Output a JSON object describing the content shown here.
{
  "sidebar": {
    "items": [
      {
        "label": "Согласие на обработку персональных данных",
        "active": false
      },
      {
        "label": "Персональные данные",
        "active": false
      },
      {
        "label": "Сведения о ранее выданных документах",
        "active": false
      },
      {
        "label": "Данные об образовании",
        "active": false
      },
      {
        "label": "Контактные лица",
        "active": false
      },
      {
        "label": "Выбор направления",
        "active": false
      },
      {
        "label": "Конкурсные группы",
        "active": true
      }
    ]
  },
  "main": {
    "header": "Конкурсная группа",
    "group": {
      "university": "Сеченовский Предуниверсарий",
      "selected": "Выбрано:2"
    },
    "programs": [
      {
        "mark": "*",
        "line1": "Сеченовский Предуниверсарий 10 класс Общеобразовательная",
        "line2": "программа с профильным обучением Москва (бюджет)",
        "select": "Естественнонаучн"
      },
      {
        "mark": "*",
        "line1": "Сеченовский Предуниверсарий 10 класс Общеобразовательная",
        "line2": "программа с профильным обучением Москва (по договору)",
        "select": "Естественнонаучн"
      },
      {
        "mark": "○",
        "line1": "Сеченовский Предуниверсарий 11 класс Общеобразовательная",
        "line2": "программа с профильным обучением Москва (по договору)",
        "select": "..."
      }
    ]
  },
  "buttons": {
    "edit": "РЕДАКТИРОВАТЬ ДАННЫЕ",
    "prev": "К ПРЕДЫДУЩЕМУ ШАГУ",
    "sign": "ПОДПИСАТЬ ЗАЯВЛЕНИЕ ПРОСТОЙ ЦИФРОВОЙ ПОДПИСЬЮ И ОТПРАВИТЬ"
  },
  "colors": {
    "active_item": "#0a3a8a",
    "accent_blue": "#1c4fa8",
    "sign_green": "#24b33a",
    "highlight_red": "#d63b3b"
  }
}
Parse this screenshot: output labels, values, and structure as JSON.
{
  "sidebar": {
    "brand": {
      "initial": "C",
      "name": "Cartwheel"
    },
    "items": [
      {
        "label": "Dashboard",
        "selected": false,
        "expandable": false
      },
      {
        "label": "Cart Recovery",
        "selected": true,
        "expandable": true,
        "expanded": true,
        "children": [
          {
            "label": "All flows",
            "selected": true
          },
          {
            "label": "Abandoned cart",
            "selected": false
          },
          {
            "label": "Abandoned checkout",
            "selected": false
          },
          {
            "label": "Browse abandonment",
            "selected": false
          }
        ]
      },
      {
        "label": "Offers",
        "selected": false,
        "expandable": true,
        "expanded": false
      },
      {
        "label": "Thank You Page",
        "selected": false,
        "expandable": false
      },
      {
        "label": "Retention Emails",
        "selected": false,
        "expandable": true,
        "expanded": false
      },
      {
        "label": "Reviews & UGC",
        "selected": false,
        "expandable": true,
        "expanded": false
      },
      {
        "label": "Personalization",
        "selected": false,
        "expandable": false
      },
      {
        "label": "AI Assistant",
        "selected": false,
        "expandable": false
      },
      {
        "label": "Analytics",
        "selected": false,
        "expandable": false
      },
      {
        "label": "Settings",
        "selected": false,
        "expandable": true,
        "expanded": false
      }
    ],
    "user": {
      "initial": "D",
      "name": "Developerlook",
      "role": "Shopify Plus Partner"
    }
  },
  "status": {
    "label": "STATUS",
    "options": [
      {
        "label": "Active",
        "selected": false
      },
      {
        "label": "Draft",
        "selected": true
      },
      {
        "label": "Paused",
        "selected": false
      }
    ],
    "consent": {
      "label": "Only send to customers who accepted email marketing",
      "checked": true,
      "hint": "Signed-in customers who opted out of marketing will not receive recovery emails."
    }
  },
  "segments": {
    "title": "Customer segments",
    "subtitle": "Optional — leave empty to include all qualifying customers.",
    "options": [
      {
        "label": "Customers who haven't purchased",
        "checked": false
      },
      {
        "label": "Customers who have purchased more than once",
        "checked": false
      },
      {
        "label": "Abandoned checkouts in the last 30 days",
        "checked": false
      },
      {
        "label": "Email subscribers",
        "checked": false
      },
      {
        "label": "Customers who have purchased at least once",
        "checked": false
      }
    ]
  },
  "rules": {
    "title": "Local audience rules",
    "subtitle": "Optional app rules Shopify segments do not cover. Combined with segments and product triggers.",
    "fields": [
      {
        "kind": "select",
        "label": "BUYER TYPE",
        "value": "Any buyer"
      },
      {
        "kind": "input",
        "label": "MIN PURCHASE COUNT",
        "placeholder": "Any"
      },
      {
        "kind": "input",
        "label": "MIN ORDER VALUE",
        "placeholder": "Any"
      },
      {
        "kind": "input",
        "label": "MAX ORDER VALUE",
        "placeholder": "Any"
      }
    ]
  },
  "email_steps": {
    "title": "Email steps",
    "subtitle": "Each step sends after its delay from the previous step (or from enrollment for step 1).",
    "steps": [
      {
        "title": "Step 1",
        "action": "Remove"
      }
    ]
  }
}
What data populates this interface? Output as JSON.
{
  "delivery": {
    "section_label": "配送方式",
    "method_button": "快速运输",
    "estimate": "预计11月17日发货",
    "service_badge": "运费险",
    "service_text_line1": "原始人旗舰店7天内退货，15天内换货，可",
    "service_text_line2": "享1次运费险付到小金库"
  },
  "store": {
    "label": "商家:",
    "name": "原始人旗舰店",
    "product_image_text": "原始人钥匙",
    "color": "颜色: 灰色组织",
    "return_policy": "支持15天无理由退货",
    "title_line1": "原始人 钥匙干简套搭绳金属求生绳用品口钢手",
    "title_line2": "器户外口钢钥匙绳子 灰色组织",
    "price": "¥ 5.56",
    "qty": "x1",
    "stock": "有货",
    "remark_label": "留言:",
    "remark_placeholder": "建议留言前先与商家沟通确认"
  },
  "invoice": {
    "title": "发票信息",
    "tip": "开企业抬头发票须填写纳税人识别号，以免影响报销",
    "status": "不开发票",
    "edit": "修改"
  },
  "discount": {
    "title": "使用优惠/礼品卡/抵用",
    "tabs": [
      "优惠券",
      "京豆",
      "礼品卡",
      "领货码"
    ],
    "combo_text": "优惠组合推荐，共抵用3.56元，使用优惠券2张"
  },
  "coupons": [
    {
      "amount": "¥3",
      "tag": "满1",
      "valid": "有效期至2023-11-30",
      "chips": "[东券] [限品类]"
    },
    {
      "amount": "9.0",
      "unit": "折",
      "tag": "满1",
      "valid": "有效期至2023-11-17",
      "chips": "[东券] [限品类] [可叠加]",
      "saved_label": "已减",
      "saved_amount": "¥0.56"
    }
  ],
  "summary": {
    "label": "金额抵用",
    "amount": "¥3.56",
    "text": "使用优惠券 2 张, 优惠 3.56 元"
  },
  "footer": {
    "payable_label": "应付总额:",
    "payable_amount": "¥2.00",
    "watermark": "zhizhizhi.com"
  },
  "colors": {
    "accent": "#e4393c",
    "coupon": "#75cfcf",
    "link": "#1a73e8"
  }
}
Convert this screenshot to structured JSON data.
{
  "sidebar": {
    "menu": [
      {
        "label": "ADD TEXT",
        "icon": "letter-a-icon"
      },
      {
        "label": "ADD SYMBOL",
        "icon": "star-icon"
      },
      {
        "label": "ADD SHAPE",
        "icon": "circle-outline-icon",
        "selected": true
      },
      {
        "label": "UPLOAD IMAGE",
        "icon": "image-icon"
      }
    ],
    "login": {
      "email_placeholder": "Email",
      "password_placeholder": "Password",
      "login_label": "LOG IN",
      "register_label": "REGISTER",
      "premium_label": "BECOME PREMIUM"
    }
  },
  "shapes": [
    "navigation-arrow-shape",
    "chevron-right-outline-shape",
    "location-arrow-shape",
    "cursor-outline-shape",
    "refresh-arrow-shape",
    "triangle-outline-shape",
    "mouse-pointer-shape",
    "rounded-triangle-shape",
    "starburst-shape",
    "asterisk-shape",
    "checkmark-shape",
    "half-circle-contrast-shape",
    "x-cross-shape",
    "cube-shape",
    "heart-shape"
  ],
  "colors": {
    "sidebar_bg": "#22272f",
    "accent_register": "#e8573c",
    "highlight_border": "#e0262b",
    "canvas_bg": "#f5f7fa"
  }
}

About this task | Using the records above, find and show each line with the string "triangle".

Exercise output |
    "triangle-outline-shape",
    "rounded-triangle-shape",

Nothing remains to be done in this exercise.